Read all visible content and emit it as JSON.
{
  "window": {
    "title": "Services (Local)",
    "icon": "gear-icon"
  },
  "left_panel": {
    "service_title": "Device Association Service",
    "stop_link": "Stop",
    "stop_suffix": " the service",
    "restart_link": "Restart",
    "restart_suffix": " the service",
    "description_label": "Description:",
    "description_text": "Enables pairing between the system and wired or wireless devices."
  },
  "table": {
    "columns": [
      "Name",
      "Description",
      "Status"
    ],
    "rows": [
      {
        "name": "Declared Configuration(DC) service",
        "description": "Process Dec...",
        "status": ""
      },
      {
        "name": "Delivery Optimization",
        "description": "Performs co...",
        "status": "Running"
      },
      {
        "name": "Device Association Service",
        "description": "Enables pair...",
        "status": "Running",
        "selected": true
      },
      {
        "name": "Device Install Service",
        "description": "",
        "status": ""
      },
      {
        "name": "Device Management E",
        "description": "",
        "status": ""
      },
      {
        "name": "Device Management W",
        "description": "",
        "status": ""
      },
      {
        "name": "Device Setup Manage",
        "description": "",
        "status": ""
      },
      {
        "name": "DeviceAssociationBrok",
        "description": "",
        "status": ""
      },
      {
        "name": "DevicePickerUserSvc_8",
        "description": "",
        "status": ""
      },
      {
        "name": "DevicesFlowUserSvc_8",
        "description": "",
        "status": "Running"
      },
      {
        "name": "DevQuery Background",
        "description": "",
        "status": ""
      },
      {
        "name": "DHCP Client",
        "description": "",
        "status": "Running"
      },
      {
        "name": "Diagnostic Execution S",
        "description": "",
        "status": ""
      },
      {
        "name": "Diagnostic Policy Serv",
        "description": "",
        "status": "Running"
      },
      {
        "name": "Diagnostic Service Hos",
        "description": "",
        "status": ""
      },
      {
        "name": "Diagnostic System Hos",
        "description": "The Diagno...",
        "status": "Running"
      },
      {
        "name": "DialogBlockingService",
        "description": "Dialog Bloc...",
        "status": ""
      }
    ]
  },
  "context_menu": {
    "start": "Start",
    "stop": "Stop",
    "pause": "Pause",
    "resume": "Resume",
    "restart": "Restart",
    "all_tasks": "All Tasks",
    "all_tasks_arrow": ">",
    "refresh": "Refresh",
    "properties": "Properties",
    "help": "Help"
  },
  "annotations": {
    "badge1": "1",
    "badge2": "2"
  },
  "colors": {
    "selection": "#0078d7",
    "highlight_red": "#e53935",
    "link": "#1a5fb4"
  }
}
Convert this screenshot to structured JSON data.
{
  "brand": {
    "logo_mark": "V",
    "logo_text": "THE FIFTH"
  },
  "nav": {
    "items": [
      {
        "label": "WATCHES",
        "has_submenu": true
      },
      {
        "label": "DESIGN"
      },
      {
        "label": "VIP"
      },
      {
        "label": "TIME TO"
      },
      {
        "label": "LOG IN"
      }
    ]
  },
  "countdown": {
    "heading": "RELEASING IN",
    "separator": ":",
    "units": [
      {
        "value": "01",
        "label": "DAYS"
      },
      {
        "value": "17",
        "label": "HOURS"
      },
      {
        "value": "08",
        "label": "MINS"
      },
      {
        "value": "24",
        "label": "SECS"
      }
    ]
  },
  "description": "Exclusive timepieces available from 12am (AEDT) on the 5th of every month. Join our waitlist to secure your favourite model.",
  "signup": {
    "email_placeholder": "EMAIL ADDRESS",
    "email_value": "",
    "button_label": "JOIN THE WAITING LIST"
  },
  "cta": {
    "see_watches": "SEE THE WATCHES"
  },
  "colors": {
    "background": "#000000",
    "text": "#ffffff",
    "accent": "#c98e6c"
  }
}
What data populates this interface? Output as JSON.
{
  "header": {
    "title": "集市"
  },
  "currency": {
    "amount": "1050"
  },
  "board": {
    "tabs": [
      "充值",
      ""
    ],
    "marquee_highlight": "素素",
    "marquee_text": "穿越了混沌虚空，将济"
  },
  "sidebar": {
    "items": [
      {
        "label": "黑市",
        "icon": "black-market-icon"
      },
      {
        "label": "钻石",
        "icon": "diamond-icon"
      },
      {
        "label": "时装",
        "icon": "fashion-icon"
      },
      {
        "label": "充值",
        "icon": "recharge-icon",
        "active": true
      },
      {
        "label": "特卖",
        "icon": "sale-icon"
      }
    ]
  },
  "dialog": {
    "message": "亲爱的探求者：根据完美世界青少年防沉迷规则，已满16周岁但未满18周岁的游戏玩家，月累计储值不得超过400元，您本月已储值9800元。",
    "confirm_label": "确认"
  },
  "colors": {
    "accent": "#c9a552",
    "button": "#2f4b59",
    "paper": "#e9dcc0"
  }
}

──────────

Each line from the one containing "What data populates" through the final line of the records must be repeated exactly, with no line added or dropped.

WRITTEN SOLUTION =>
What data populates this interface? Output as JSON.
{
  "header": {
    "title": "集市"
  },
  "currency": {
    "amount": "1050"
  },
  "board": {
    "tabs": [
      "充值",
      ""
    ],
    "marquee_highlight": "素素",
    "marquee_text": "穿越了混沌虚空，将济"
  },
  "sidebar": {
    "items": [
      {
        "label": "黑市",
        "icon": "black-market-icon"
      },
      {
        "label": "钻石",
        "icon": "diamond-icon"
      },
      {
        "label": "时装",
        "icon": "fashion-icon"
      },
      {
        "label": "充值",
        "icon": "recharge-icon",
        "active": true
      },
      {
        "label": "特卖",
        "icon": "sale-icon"
      }
    ]
  },
  "dialog": {
    "message": "亲爱的探求者：根据完美世界青少年防沉迷规则，已满16周岁但未满18周岁的游戏玩家，月累计储值不得超过400元，您本月已储值9800元。",
    "confirm_label": "确认"
  },
  "colors": {
    "accent": "#c9a552",
    "button": "#2f4b59",
    "paper": "#e9dcc0"
  }
}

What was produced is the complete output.